# WHAT IS BEING ASKED
Before anything else, copy every record below exactly as it stands.

-------- RECORD EXTRACTS --------

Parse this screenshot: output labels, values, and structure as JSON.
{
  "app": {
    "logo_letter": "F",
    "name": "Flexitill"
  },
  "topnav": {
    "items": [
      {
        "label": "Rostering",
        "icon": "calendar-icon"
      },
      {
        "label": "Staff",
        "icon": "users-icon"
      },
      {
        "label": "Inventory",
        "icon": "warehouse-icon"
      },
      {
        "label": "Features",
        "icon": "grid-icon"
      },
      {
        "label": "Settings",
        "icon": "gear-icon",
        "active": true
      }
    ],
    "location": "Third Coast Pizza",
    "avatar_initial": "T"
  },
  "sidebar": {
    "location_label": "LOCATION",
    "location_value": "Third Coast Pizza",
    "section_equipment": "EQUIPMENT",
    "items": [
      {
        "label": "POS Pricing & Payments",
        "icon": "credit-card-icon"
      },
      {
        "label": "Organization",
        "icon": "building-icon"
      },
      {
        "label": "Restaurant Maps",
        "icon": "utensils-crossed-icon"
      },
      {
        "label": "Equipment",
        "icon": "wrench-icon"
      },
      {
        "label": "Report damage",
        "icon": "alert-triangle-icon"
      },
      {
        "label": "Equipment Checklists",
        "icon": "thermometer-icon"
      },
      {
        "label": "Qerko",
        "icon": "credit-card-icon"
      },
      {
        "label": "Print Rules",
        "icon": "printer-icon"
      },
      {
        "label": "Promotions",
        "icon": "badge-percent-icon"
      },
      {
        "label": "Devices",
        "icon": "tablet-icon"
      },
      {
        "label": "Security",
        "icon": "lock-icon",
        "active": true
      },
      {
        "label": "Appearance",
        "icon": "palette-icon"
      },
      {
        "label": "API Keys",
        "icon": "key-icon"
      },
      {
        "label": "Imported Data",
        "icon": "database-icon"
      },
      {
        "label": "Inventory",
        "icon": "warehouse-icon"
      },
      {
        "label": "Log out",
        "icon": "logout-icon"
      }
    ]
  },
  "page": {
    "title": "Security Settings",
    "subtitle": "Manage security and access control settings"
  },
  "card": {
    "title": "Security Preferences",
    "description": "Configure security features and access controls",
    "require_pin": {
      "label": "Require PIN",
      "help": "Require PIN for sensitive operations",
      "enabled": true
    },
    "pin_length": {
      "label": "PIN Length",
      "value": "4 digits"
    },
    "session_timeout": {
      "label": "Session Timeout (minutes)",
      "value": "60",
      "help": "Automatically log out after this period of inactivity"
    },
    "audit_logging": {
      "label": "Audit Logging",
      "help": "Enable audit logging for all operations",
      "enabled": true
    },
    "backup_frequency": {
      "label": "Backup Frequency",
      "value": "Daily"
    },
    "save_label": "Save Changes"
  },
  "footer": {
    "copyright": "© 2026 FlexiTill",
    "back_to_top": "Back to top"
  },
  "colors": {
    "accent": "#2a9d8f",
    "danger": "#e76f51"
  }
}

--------

# ANSWER BOX
Parse this screenshot: output labels, values, and structure as JSON.
{
  "app": {
    "logo_letter": "F",
    "name": "Flexitill"
  },
  "topnav": {
    "items": [
      {
        "label": "Rostering",
        "icon": "calendar-icon"
      },
      {
        "label": "Staff",
        "icon": "users-icon"
      },
      {
        "label": "Inventory",
        "icon": "warehouse-icon"
      },
      {
        "label": "Features",
        "icon": "grid-icon"
      },
      {
        "label": "Settings",
        "icon": "gear-icon",
        "active": true
      }
    ],
    "location": "Third Coast Pizza",
    "avatar_initial": "T"
  },
  "sidebar": {
    "location_label": "LOCATION",
    "location_value": "Third Coast Pizza",
    "section_equipment": "EQUIPMENT",
    "items": [
      {
        "label": "POS Pricing & Payments",
        "icon": "credit-card-icon"
      },
      {
        "label": "Organization",
        "icon": "building-icon"
      },
      {
        "label": "Restaurant Maps",
        "icon": "utensils-crossed-icon"
      },
      {
        "label": "Equipment",
        "icon": "wrench-icon"
      },
      {
        "label": "Report damage",
        "icon": "alert-triangle-icon"
      },
      {
        "label": "Equipment Checklists",
        "icon": "thermometer-icon"
      },
      {
        "label": "Qerko",
        "icon": "credit-card-icon"
      },
      {
        "label": "Print Rules",
        "icon": "printer-icon"
      },
      {
        "label": "Promotions",
        "icon": "badge-percent-icon"
      },
      {
        "label": "Devices",
        "icon": "tablet-icon"
      },
      {
        "label": "Security",
        "icon": "lock-icon",
        "active": true
      },
      {
        "label": "Appearance",
        "icon": "palette-icon"
      },
      {
        "label": "API Keys",
        "icon": "key-icon"
      },
      {
        "label": "Imported Data",
        "icon": "database-icon"
      },
      {
        "label": "Inventory",
        "icon": "warehouse-icon"
      },
      {
        "label": "Log out",
        "icon": "logout-icon"
      }
    ]
  },
  "page": {
    "title": "Security Settings",
    "subtitle": "Manage security and access control settings"
  },
  "card": {
    "title": "Security Preferences",
    "description": "Configure security features and access controls",
    "require_pin": {
      "label": "Require PIN",
      "help": "Require PIN for sensitive operations",
      "enabled": true
    },
    "pin_length": {
      "label": "PIN Length",
      "value": "4 digits"
    },
    "session_timeout": {
      "label": "Session Timeout (minutes)",
      "value": "60",
      "help": "Automatically log out after this period of inactivity"
    },
    "audit_logging": {
      "label": "Audit Logging",
      "help": "Enable audit logging for all operations",
      "enabled": true
    },
    "backup_frequency": {
      "label": "Backup Frequency",
      "value": "Daily"
    },
    "save_label": "Save Changes"
  },
  "footer": {
    "copyright": "© 2026 FlexiTill",
    "back_to_top": "Back to top"
  },
  "colors": {
    "accent": "#2a9d8f",
    "danger": "#e76f51"
  }
}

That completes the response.